◆ PROMPT ◆
Reproduce all the data, character for character.

◆ MATERIAL FOR THIS TASK ◆

=== Section Start ===

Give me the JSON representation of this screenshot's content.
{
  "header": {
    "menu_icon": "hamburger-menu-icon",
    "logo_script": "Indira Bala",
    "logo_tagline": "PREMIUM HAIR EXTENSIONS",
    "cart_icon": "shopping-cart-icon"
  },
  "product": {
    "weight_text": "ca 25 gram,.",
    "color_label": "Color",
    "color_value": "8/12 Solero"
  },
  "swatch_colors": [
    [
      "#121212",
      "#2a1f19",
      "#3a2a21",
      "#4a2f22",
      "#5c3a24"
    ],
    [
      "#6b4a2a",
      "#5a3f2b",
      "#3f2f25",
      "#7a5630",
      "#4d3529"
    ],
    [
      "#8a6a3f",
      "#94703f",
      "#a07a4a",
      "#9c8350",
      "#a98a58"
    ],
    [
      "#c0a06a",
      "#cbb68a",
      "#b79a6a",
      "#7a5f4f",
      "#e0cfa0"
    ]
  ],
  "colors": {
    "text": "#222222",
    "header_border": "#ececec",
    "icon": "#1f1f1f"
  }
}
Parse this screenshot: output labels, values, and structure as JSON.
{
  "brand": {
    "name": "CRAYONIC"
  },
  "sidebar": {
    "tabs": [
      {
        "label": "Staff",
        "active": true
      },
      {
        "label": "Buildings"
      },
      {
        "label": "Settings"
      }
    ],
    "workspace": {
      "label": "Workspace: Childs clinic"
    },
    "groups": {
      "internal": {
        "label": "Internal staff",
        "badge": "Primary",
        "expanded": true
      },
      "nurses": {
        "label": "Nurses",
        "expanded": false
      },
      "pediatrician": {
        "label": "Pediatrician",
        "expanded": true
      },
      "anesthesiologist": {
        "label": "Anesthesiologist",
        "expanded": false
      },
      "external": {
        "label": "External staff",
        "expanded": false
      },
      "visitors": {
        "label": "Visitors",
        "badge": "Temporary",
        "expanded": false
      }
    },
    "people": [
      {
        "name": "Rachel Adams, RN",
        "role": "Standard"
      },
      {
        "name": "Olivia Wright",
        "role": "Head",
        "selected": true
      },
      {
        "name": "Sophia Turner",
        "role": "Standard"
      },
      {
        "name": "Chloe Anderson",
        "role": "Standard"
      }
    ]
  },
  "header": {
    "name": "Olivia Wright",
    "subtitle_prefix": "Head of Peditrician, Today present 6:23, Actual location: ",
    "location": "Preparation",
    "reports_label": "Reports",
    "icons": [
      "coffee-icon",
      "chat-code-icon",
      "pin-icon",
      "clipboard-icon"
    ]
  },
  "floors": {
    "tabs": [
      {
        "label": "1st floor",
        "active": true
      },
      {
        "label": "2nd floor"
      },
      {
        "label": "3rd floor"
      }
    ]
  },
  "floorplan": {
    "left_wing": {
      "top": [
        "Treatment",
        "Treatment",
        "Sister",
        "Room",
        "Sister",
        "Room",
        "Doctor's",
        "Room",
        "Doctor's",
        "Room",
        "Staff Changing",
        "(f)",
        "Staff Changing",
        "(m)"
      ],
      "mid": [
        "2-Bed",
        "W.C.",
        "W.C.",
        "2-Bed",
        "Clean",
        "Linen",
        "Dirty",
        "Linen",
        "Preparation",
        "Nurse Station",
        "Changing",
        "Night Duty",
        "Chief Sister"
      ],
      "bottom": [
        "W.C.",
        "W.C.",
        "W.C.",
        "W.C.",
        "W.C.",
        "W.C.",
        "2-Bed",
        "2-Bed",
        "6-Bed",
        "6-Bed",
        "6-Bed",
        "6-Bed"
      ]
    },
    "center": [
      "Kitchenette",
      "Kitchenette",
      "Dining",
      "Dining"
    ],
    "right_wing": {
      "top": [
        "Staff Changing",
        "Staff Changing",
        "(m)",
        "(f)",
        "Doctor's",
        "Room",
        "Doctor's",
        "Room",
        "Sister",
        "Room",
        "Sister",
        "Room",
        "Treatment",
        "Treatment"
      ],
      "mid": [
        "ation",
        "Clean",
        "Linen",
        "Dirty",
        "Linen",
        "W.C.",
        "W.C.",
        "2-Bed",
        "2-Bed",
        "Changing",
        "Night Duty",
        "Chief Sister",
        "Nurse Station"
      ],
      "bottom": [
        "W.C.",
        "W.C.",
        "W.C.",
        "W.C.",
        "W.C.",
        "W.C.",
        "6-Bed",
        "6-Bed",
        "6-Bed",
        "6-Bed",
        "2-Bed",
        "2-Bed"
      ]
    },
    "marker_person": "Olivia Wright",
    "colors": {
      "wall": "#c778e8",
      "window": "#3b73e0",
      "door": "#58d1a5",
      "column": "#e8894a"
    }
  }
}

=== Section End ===

◆ WRITTEN RESPONSE ◆
Give me the JSON representation of this screenshot's content.
{
  "header": {
    "menu_icon": "hamburger-menu-icon",
    "logo_script": "Indira Bala",
    "logo_tagline": "PREMIUM HAIR EXTENSIONS",
    "cart_icon": "shopping-cart-icon"
  },
  "product": {
    "weight_text": "ca 25 gram,.",
    "color_label": "Color",
    "color_value": "8/12 Solero"
  },
  "swatch_colors": [
    [
      "#121212",
      "#2a1f19",
      "#3a2a21",
      "#4a2f22",
      "#5c3a24"
    ],
    [
      "#6b4a2a",
      "#5a3f2b",
      "#3f2f25",
      "#7a5630",
      "#4d3529"
    ],
    [
      "#8a6a3f",
      "#94703f",
      "#a07a4a",
      "#9c8350",
      "#a98a58"
    ],
    [
      "#c0a06a",
      "#cbb68a",
      "#b79a6a",
      "#7a5f4f",
      "#e0cfa0"
    ]
  ],
  "colors": {
    "text": "#222222",
    "header_border": "#ececec",
    "icon": "#1f1f1f"
  }
}
Parse this screenshot: output labels, values, and structure as JSON.
{
  "brand": {
    "name": "CRAYONIC"
  },
  "sidebar": {
    "tabs": [
      {
        "label": "Staff",
        "active": true
      },
      {
        "label": "Buildings"
      },
      {
        "label": "Settings"
      }
    ],
    "workspace": {
      "label": "Workspace: Childs clinic"
    },
    "groups": {
      "internal": {
        "label": "Internal staff",
        "badge": "Primary",
        "expanded": true
      },
      "nurses": {
        "label": "Nurses",
        "expanded": false
      },
      "pediatrician": {
        "label": "Pediatrician",
        "expanded": true
      },
      "anesthesiologist": {
        "label": "Anesthesiologist",
        "expanded": false
      },
      "external": {
        "label": "External staff",
        "expanded": false
      },
      "visitors": {
        "label": "Visitors",
        "badge": "Temporary",
        "expanded": false
      }
    },
    "people": [
      {
        "name": "Rachel Adams, RN",
        "role": "Standard"
      },
      {
        "name": "Olivia Wright",
        "role": "Head",
        "selected": true
      },
      {
        "name": "Sophia Turner",
        "role": "Standard"
      },
      {
        "name": "Chloe Anderson",
        "role": "Standard"
      }
    ]
  },
  "header": {
    "name": "Olivia Wright",
    "subtitle_prefix": "Head of Peditrician, Today present 6:23, Actual location: ",
    "location": "Preparation",
    "reports_label": "Reports",
    "icons": [
      "coffee-icon",
      "chat-code-icon",
      "pin-icon",
      "clipboard-icon"
    ]
  },
  "floors": {
    "tabs": [
      {
        "label": "1st floor",
        "active": true
      },
      {
        "label": "2nd floor"
      },
      {
        "label": "3rd floor"
      }
    ]
  },
  "floorplan": {
    "left_wing": {
      "top": [
        "Treatment",
        "Treatment",
        "Sister",
        "Room",
        "Sister",
        "Room",
        "Doctor's",
        "Room",
        "Doctor's",
        "Room",
        "Staff Changing",
        "(f)",
        "Staff Changing",
        "(m)"
      ],
      "mid": [
        "2-Bed",
        "W.C.",
        "W.C.",
        "2-Bed",
        "Clean",
        "Linen",
        "Dirty",
        "Linen",
        "Preparation",
        "Nurse Station",
        "Changing",
        "Night Duty",
        "Chief Sister"
      ],
      "bottom": [
        "W.C.",
        "W.C.",
        "W.C.",
        "W.C.",
        "W.C.",
        "W.C.",
        "2-Bed",
        "2-Bed",
        "6-Bed",
        "6-Bed",
        "6-Bed",
        "6-Bed"
      ]
    },
    "center": [
      "Kitchenette",
      "Kitchenette",
      "Dining",
      "Dining"
    ],
    "right_wing": {
      "top": [
        "Staff Changing",
        "Staff Changing",
        "(m)",
        "(f)",
        "Doctor's",
        "Room",
        "Doctor's",
        "Room",
        "Sister",
        "Room",
        "Sister",
        "Room",
        "Treatment",
        "Treatment"
      ],
      "mid": [
        "ation",
        "Clean",
        "Linen",
        "Dirty",
        "Linen",
        "W.C.",
        "W.C.",
        "2-Bed",
        "2-Bed",
        "Changing",
        "Night Duty",
        "Chief Sister",
        "Nurse Station"
      ],
      "bottom": [
        "W.C.",
        "W.C.",
        "W.C.",
        "W.C.",
        "W.C.",
        "W.C.",
        "6-Bed",
        "6-Bed",
        "6-Bed",
        "6-Bed",
        "2-Bed",
        "2-Bed"
      ]
    },
    "marker_person": "Olivia Wright",
    "colors": {
      "wall": "#c778e8",
      "window": "#3b73e0",
      "door": "#58d1a5",
      "column": "#e8894a"
    }
  }
}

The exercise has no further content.